TASK DIRECTIONS: Copy every line of the data in which the word "owner" occurs.

RECORDS FOR THIS EXERCISE:
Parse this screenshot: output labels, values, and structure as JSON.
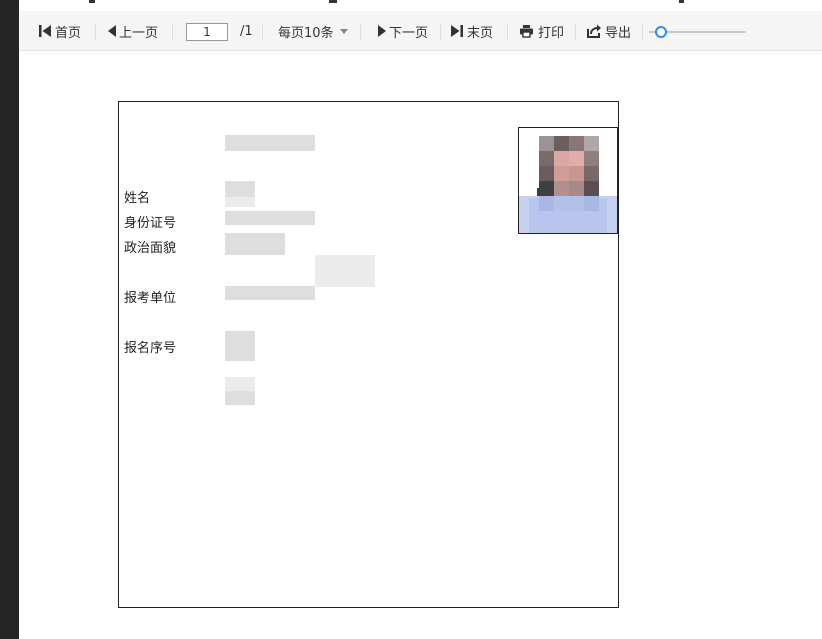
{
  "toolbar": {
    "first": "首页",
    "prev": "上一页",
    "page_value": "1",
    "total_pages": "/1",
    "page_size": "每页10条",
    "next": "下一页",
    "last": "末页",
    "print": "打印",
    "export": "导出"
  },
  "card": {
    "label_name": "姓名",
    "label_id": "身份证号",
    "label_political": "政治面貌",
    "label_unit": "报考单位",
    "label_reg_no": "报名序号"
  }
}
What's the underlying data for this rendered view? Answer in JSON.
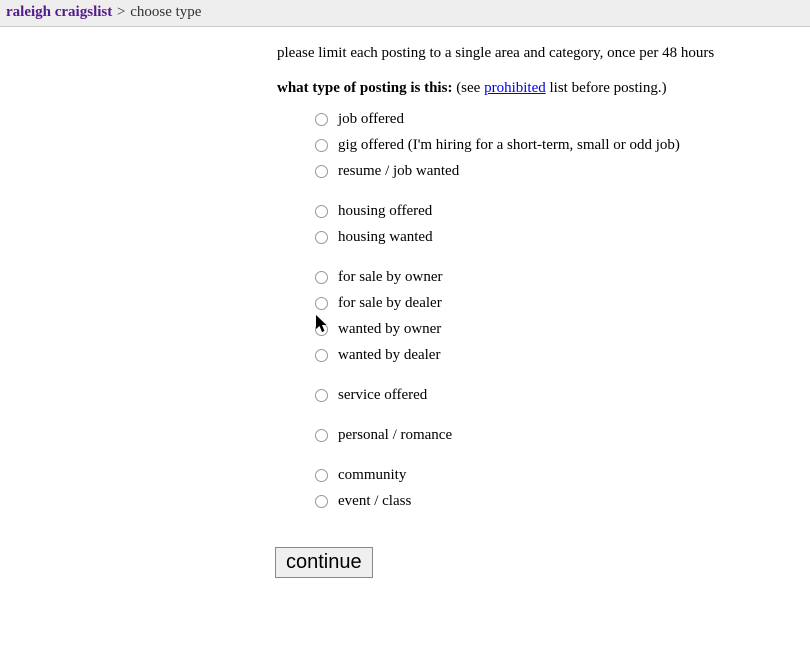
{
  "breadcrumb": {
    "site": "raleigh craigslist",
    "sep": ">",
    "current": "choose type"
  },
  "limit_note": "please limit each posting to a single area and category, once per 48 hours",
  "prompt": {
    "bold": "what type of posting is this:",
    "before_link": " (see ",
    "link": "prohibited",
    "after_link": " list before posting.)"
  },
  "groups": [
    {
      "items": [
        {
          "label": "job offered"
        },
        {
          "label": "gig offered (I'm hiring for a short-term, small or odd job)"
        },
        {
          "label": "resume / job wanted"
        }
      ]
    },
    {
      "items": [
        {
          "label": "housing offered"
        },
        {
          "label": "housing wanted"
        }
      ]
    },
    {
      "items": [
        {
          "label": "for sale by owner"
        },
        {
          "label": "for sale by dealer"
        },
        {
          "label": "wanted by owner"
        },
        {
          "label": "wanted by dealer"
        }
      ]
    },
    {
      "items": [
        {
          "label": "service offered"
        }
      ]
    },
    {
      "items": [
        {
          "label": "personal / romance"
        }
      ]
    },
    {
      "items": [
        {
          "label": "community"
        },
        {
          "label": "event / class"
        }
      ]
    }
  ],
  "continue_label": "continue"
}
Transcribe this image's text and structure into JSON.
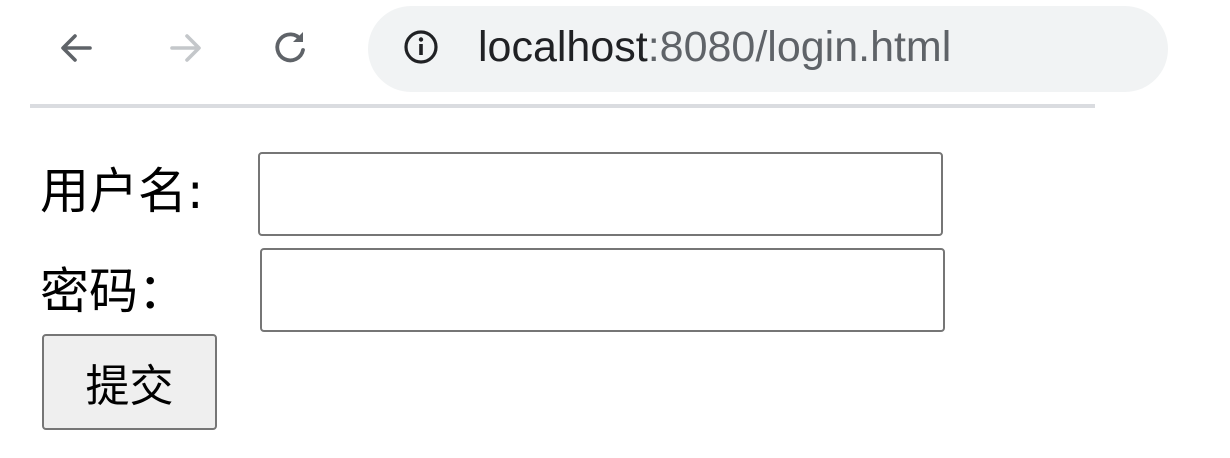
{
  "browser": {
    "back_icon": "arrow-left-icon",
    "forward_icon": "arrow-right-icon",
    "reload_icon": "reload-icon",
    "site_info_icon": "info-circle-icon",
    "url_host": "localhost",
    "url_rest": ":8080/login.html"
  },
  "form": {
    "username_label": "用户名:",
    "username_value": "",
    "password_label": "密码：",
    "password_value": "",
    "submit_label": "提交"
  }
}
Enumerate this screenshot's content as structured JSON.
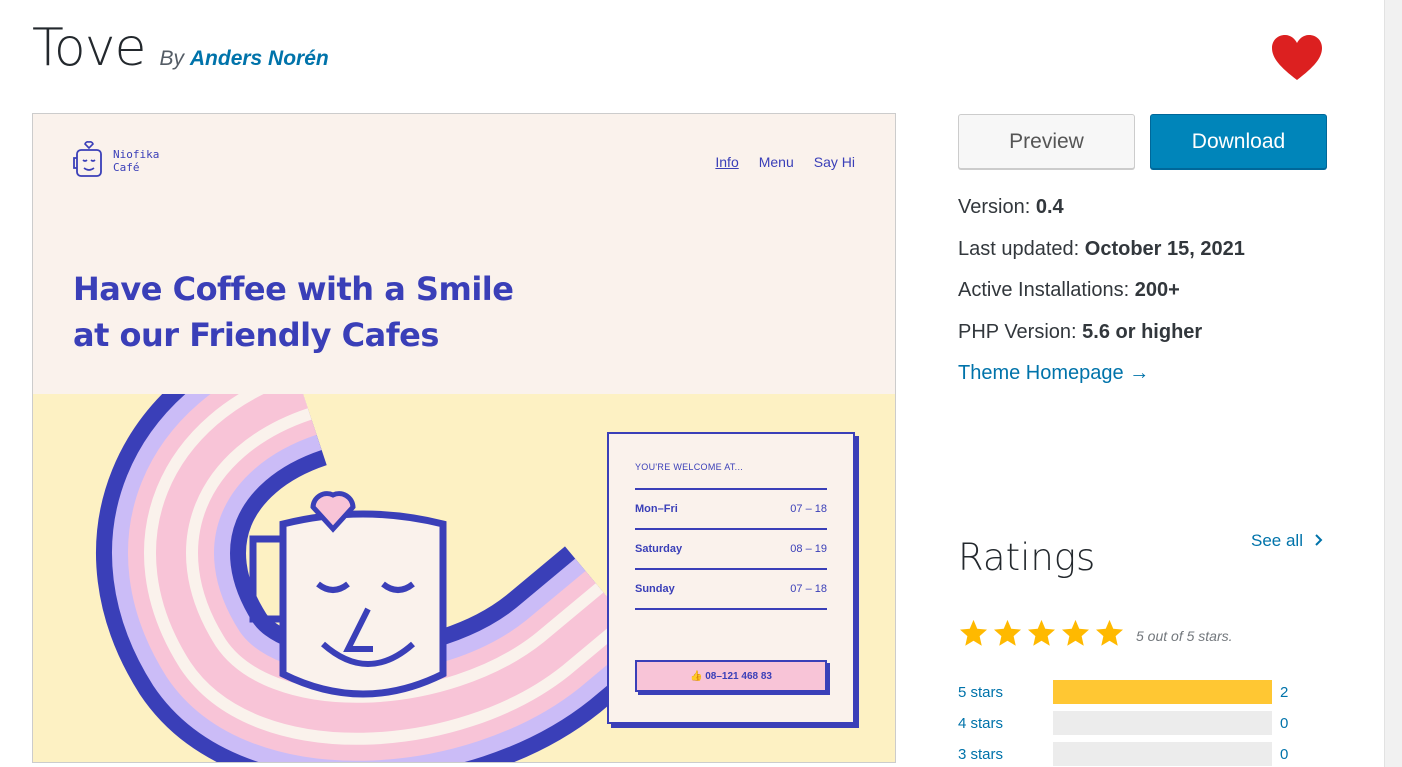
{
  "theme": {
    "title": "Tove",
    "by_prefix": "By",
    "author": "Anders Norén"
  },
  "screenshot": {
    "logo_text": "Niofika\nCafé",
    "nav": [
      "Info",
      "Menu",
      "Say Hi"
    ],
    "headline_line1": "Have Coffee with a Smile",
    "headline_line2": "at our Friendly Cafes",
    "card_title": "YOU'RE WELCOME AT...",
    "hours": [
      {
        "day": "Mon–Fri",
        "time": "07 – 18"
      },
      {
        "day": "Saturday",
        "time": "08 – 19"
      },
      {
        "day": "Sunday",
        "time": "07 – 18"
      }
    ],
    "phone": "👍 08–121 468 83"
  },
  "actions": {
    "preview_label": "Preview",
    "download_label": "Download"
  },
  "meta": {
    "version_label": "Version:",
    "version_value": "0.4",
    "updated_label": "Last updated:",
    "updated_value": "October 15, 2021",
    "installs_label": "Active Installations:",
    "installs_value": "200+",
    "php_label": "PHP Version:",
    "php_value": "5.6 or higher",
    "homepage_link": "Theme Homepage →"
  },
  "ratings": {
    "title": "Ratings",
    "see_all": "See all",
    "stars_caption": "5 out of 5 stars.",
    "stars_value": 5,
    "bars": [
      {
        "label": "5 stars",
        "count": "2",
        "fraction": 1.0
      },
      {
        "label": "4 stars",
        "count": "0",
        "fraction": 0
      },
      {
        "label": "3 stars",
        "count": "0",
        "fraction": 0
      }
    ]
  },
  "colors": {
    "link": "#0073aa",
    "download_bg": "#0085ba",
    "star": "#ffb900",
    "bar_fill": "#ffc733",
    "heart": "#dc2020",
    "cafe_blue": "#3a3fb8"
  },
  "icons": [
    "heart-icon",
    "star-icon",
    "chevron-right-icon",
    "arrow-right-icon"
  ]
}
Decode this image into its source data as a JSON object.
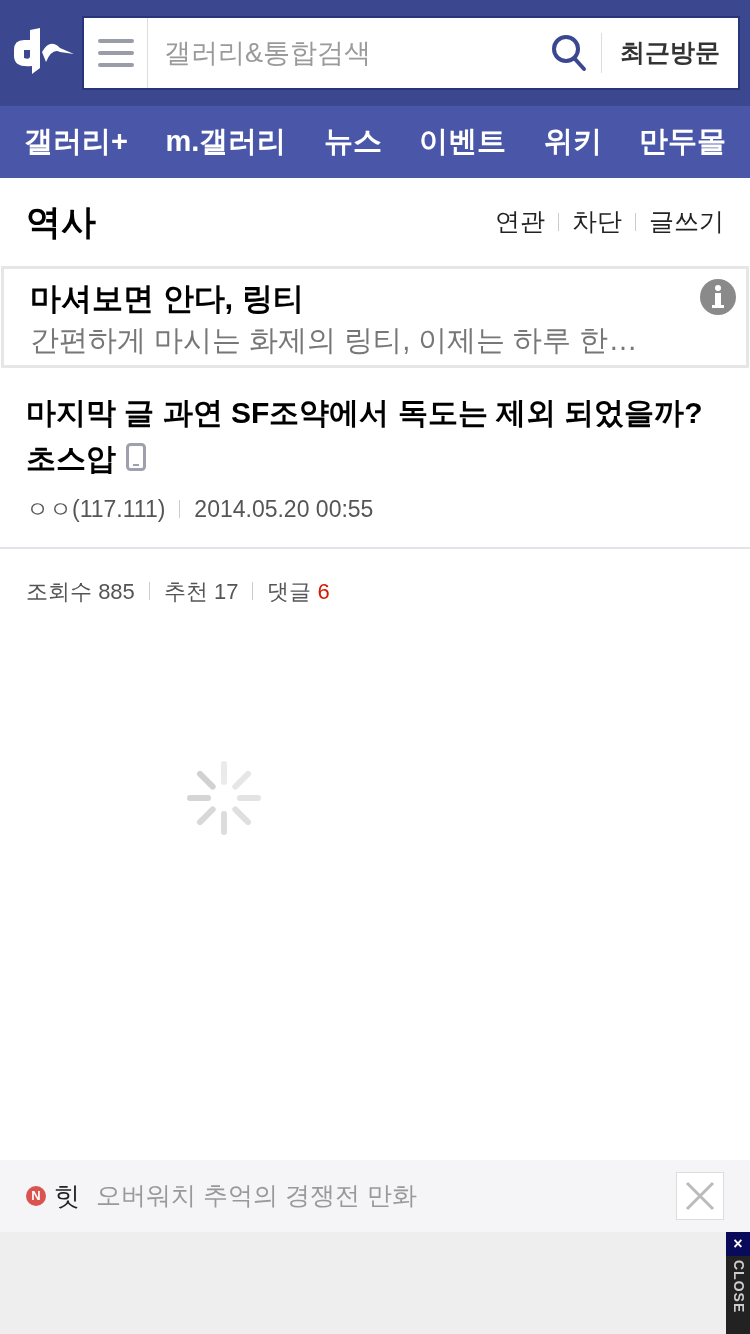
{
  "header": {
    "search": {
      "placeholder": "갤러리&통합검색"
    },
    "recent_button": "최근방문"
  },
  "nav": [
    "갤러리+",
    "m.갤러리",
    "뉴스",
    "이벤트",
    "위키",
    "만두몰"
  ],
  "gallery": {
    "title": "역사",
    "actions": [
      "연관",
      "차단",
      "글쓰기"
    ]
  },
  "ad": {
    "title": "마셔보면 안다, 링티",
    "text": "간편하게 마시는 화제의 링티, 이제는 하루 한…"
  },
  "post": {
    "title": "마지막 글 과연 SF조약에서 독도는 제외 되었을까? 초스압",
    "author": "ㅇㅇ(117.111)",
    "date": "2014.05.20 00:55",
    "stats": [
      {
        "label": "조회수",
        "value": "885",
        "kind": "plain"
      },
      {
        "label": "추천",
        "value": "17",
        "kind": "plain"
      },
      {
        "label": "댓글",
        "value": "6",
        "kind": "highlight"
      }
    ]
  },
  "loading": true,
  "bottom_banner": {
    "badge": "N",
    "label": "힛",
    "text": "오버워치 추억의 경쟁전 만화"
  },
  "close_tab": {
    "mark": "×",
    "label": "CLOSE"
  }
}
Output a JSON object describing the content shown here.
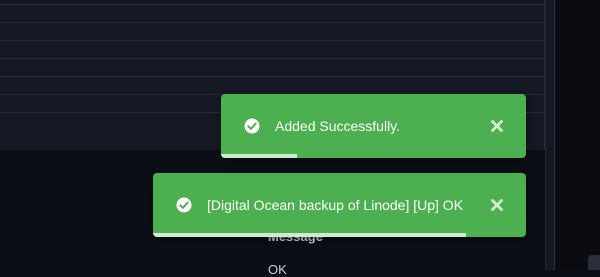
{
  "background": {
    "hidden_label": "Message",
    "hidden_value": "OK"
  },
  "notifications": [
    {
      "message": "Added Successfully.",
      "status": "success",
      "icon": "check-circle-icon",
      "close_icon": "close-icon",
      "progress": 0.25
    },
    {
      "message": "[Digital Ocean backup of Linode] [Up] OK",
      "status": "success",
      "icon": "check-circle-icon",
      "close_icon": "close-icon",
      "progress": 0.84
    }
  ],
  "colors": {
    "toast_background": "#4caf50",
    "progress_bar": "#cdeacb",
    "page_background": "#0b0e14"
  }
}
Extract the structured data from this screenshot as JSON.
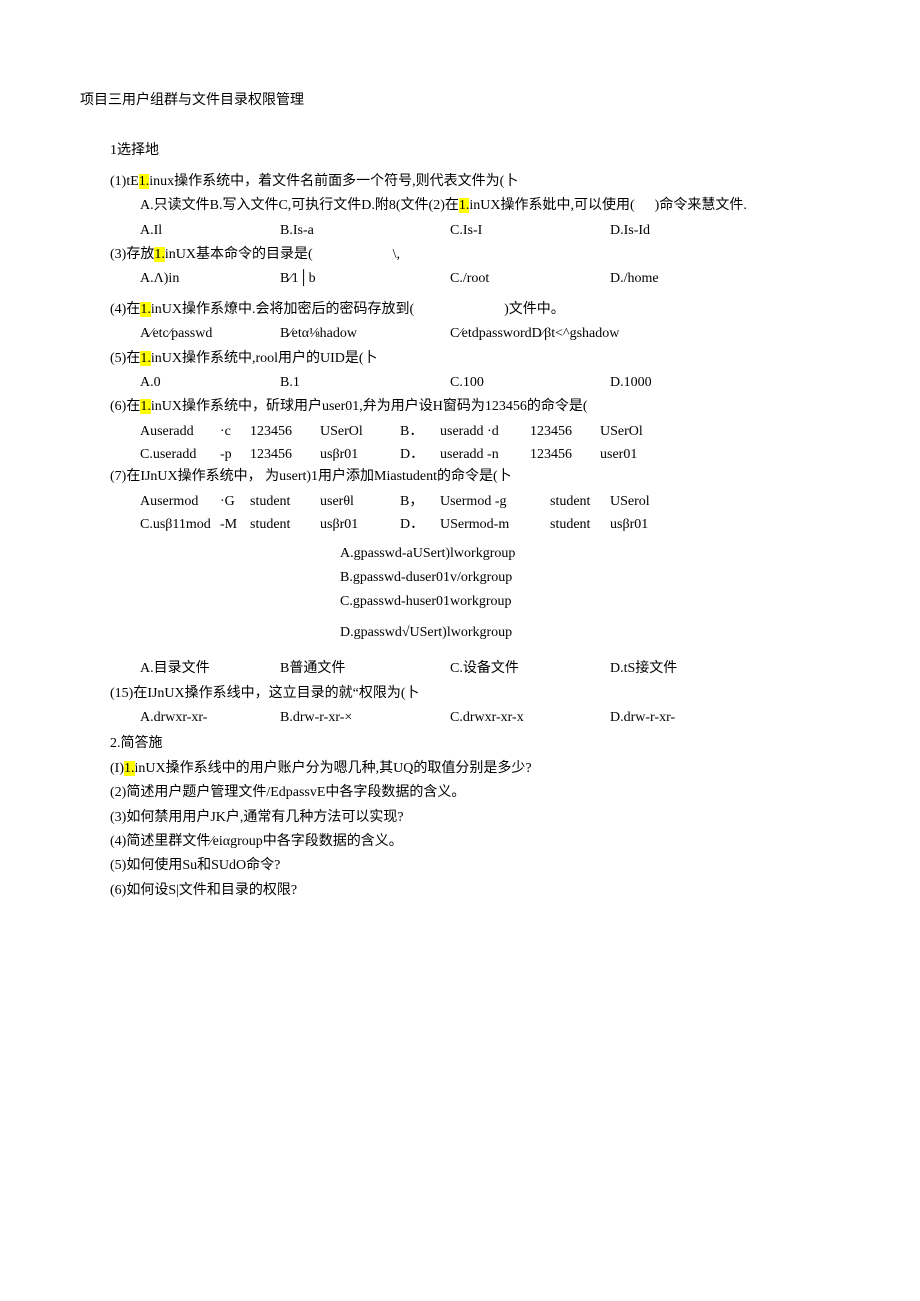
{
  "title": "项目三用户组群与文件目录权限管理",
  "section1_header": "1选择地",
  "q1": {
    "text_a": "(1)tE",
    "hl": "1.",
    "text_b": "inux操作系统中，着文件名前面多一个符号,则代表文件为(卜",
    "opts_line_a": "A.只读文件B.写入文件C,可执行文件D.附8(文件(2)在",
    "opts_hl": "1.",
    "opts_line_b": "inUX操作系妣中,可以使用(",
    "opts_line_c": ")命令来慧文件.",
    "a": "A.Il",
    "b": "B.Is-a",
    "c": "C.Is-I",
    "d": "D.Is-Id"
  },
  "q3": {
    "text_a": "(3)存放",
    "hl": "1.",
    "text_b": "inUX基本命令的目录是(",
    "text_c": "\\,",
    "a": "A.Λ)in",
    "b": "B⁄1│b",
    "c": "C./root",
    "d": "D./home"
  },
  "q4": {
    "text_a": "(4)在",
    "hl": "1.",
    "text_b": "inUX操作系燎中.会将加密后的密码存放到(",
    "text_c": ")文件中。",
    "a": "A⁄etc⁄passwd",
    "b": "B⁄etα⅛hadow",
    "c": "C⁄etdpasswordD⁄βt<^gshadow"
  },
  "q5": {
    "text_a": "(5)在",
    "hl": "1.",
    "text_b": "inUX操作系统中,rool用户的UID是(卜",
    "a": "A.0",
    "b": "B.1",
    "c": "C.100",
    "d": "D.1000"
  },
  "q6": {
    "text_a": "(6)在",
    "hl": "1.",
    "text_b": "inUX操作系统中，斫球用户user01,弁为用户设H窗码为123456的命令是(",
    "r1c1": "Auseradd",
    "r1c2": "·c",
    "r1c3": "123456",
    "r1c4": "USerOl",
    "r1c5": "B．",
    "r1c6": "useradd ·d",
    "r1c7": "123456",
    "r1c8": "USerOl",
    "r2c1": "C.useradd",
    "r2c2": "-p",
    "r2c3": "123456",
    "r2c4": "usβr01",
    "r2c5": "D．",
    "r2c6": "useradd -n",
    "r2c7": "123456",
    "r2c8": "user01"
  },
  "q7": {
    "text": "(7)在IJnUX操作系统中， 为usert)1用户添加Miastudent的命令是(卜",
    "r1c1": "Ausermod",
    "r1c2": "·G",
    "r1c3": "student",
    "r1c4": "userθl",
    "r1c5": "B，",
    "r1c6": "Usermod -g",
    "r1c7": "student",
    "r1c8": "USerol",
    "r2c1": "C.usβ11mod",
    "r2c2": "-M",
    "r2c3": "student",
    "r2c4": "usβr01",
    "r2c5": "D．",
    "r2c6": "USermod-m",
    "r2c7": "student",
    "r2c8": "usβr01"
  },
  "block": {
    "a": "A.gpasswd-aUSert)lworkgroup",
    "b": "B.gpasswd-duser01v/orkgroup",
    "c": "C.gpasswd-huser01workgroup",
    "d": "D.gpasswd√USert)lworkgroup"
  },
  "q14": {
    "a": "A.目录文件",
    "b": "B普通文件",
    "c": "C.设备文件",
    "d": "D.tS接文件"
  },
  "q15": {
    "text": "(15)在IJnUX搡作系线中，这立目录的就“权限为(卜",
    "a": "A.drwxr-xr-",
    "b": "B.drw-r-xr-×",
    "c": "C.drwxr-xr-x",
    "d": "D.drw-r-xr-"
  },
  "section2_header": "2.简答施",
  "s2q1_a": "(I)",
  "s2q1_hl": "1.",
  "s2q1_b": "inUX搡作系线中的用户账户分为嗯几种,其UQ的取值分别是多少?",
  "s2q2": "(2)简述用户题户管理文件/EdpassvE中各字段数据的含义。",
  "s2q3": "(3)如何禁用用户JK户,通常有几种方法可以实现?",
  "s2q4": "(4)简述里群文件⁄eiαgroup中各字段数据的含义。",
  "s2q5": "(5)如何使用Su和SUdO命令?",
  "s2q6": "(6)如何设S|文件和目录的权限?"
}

ANSWER TO THE PROBLEM:
          "label": "for sale by owner"
          "label": "wanted by owner"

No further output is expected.